##### THE DATA
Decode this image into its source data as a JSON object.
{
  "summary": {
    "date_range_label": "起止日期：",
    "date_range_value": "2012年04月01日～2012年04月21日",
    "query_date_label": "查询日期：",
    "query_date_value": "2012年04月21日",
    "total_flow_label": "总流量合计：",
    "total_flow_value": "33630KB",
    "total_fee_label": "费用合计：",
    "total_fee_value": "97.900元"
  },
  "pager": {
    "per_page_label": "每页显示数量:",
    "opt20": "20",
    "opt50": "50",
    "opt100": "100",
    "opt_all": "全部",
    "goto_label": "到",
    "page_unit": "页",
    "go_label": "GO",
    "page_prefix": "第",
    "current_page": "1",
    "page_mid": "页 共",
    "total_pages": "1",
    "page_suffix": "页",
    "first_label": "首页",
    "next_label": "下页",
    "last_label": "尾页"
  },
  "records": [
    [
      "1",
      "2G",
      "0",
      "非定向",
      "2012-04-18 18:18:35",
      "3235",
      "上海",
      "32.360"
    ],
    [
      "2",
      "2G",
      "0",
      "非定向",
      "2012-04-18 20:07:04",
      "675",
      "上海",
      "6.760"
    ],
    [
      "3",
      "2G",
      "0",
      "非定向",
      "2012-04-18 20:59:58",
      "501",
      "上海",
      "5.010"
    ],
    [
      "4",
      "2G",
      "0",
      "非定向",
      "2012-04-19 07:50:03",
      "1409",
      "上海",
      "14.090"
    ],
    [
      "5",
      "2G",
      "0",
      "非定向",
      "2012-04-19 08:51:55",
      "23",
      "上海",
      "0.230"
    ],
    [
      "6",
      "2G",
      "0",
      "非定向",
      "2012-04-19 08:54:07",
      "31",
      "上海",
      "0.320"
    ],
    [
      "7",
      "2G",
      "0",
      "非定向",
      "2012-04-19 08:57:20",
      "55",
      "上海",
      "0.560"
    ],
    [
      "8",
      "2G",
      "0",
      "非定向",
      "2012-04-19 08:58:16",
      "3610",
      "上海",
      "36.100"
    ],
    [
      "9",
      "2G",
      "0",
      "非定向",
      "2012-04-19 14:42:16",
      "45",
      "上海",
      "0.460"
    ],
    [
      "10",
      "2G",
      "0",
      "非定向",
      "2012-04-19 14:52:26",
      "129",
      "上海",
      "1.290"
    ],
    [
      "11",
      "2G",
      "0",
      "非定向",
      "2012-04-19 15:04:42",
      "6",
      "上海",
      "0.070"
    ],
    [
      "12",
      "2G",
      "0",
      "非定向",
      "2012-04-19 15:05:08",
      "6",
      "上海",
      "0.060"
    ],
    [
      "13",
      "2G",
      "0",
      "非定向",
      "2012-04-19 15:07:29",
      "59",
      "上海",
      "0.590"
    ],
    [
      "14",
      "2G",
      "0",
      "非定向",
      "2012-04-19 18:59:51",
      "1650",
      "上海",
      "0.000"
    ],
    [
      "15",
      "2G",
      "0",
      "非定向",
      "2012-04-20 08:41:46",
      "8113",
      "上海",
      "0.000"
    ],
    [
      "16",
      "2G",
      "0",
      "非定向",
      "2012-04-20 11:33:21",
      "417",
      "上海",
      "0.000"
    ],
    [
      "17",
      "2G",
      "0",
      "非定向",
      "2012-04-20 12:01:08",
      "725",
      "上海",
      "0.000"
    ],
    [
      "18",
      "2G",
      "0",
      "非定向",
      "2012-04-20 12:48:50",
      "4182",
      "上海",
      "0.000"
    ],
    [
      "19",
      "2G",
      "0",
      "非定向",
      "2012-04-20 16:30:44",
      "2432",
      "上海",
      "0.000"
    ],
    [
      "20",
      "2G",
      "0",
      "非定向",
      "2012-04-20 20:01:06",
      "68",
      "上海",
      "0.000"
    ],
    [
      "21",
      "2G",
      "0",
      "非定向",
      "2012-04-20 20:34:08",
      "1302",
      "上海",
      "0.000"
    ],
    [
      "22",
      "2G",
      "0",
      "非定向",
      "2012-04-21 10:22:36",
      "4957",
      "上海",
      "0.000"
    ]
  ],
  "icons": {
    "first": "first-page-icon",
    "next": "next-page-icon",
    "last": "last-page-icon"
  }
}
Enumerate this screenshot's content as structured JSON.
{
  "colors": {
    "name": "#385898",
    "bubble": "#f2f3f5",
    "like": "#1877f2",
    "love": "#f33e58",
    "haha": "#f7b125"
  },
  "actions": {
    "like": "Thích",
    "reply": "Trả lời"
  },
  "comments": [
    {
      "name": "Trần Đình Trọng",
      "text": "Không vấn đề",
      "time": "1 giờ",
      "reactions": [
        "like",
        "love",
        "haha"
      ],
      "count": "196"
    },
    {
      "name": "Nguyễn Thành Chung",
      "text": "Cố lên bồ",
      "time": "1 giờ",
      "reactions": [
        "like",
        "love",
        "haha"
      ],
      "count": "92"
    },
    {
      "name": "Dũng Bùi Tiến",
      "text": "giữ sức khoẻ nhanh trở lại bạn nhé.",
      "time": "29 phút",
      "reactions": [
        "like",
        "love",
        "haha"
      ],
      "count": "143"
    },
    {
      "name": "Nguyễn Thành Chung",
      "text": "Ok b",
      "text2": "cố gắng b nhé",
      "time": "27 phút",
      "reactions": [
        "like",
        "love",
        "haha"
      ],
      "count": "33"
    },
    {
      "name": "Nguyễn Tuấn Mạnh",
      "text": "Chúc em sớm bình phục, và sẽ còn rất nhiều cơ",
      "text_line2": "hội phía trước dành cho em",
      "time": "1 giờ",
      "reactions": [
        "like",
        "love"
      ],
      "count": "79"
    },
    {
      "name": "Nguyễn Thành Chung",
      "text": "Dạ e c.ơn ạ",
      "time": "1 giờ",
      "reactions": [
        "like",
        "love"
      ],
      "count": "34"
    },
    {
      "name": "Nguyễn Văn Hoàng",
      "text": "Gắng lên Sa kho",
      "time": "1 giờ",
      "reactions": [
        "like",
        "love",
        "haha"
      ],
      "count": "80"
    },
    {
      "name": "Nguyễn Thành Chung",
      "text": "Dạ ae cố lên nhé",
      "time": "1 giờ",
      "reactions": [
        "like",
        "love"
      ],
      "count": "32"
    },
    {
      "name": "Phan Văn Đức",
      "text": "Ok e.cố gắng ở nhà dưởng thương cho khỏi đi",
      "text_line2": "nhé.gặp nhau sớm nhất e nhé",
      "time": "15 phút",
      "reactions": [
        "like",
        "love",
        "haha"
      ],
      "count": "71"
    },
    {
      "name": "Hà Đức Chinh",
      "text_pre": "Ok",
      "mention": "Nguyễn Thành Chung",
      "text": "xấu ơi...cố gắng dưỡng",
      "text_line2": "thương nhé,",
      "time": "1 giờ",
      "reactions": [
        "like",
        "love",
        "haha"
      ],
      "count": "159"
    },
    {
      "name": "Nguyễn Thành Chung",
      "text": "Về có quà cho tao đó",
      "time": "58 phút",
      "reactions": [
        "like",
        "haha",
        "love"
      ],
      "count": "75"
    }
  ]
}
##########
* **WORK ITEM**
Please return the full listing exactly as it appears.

* **WORKED SOLUTION**
Decode this image into its source data as a JSON object.
{
  "summary": {
    "date_range_label": "起止日期：",
    "date_range_value": "2012年04月01日～2012年04月21日",
    "query_date_label": "查询日期：",
    "query_date_value": "2012年04月21日",
    "total_flow_label": "总流量合计：",
    "total_flow_value": "33630KB",
    "total_fee_label": "费用合计：",
    "total_fee_value": "97.900元"
  },
  "pager": {
    "per_page_label": "每页显示数量:",
    "opt20": "20",
    "opt50": "50",
    "opt100": "100",
    "opt_all": "全部",
    "goto_label": "到",
    "page_unit": "页",
    "go_label": "GO",
    "page_prefix": "第",
    "current_page": "1",
    "page_mid": "页 共",
    "total_pages": "1",
    "page_suffix": "页",
    "first_label": "首页",
    "next_label": "下页",
    "last_label": "尾页"
  },
  "records": [
    [
      "1",
      "2G",
      "0",
      "非定向",
      "2012-04-18 18:18:35",
      "3235",
      "上海",
      "32.360"
    ],
    [
      "2",
      "2G",
      "0",
      "非定向",
      "2012-04-18 20:07:04",
      "675",
      "上海",
      "6.760"
    ],
    [
      "3",
      "2G",
      "0",
      "非定向",
      "2012-04-18 20:59:58",
      "501",
      "上海",
      "5.010"
    ],
    [
      "4",
      "2G",
      "0",
      "非定向",
      "2012-04-19 07:50:03",
      "1409",
      "上海",
      "14.090"
    ],
    [
      "5",
      "2G",
      "0",
      "非定向",
      "2012-04-19 08:51:55",
      "23",
      "上海",
      "0.230"
    ],
    [
      "6",
      "2G",
      "0",
      "非定向",
      "2012-04-19 08:54:07",
      "31",
      "上海",
      "0.320"
    ],
    [
      "7",
      "2G",
      "0",
      "非定向",
      "2012-04-19 08:57:20",
      "55",
      "上海",
      "0.560"
    ],
    [
      "8",
      "2G",
      "0",
      "非定向",
      "2012-04-19 08:58:16",
      "3610",
      "上海",
      "36.100"
    ],
    [
      "9",
      "2G",
      "0",
      "非定向",
      "2012-04-19 14:42:16",
      "45",
      "上海",
      "0.460"
    ],
    [
      "10",
      "2G",
      "0",
      "非定向",
      "2012-04-19 14:52:26",
      "129",
      "上海",
      "1.290"
    ],
    [
      "11",
      "2G",
      "0",
      "非定向",
      "2012-04-19 15:04:42",
      "6",
      "上海",
      "0.070"
    ],
    [
      "12",
      "2G",
      "0",
      "非定向",
      "2012-04-19 15:05:08",
      "6",
      "上海",
      "0.060"
    ],
    [
      "13",
      "2G",
      "0",
      "非定向",
      "2012-04-19 15:07:29",
      "59",
      "上海",
      "0.590"
    ],
    [
      "14",
      "2G",
      "0",
      "非定向",
      "2012-04-19 18:59:51",
      "1650",
      "上海",
      "0.000"
    ],
    [
      "15",
      "2G",
      "0",
      "非定向",
      "2012-04-20 08:41:46",
      "8113",
      "上海",
      "0.000"
    ],
    [
      "16",
      "2G",
      "0",
      "非定向",
      "2012-04-20 11:33:21",
      "417",
      "上海",
      "0.000"
    ],
    [
      "17",
      "2G",
      "0",
      "非定向",
      "2012-04-20 12:01:08",
      "725",
      "上海",
      "0.000"
    ],
    [
      "18",
      "2G",
      "0",
      "非定向",
      "2012-04-20 12:48:50",
      "4182",
      "上海",
      "0.000"
    ],
    [
      "19",
      "2G",
      "0",
      "非定向",
      "2012-04-20 16:30:44",
      "2432",
      "上海",
      "0.000"
    ],
    [
      "20",
      "2G",
      "0",
      "非定向",
      "2012-04-20 20:01:06",
      "68",
      "上海",
      "0.000"
    ],
    [
      "21",
      "2G",
      "0",
      "非定向",
      "2012-04-20 20:34:08",
      "1302",
      "上海",
      "0.000"
    ],
    [
      "22",
      "2G",
      "0",
      "非定向",
      "2012-04-21 10:22:36",
      "4957",
      "上海",
      "0.000"
    ]
  ],
  "icons": {
    "first": "first-page-icon",
    "next": "next-page-icon",
    "last": "last-page-icon"
  }
}
Enumerate this screenshot's content as structured JSON.
{
  "colors": {
    "name": "#385898",
    "bubble": "#f2f3f5",
    "like": "#1877f2",
    "love": "#f33e58",
    "haha": "#f7b125"
  },
  "actions": {
    "like": "Thích",
    "reply": "Trả lời"
  },
  "comments": [
    {
      "name": "Trần Đình Trọng",
      "text": "Không vấn đề",
      "time": "1 giờ",
      "reactions": [
        "like",
        "love",
        "haha"
      ],
      "count": "196"
    },
    {
      "name": "Nguyễn Thành Chung",
      "text": "Cố lên bồ",
      "time": "1 giờ",
      "reactions": [
        "like",
        "love",
        "haha"
      ],
      "count": "92"
    },
    {
      "name": "Dũng Bùi Tiến",
      "text": "giữ sức khoẻ nhanh trở lại bạn nhé.",
      "time": "29 phút",
      "reactions": [
        "like",
        "love",
        "haha"
      ],
      "count": "143"
    },
    {
      "name": "Nguyễn Thành Chung",
      "text": "Ok b",
      "text2": "cố gắng b nhé",
      "time": "27 phút",
      "reactions": [
        "like",
        "love",
        "haha"
      ],
      "count": "33"
    },
    {
      "name": "Nguyễn Tuấn Mạnh",
      "text": "Chúc em sớm bình phục, và sẽ còn rất nhiều cơ",
      "text_line2": "hội phía trước dành cho em",
      "time": "1 giờ",
      "reactions": [
        "like",
        "love"
      ],
      "count": "79"
    },
    {
      "name": "Nguyễn Thành Chung",
      "text": "Dạ e c.ơn ạ",
      "time": "1 giờ",
      "reactions": [
        "like",
        "love"
      ],
      "count": "34"
    },
    {
      "name": "Nguyễn Văn Hoàng",
      "text": "Gắng lên Sa kho",
      "time": "1 giờ",
      "reactions": [
        "like",
        "love",
        "haha"
      ],
      "count": "80"
    },
    {
      "name": "Nguyễn Thành Chung",
      "text": "Dạ ae cố lên nhé",
      "time": "1 giờ",
      "reactions": [
        "like",
        "love"
      ],
      "count": "32"
    },
    {
      "name": "Phan Văn Đức",
      "text": "Ok e.cố gắng ở nhà dưởng thương cho khỏi đi",
      "text_line2": "nhé.gặp nhau sớm nhất e nhé",
      "time": "15 phút",
      "reactions": [
        "like",
        "love",
        "haha"
      ],
      "count": "71"
    },
    {
      "name": "Hà Đức Chinh",
      "text_pre": "Ok",
      "mention": "Nguyễn Thành Chung",
      "text": "xấu ơi...cố gắng dưỡng",
      "text_line2": "thương nhé,",
      "time": "1 giờ",
      "reactions": [
        "like",
        "love",
        "haha"
      ],
      "count": "159"
    },
    {
      "name": "Nguyễn Thành Chung",
      "text": "Về có quà cho tao đó",
      "time": "58 phút",
      "reactions": [
        "like",
        "haha",
        "love"
      ],
      "count": "75"
    }
  ]
}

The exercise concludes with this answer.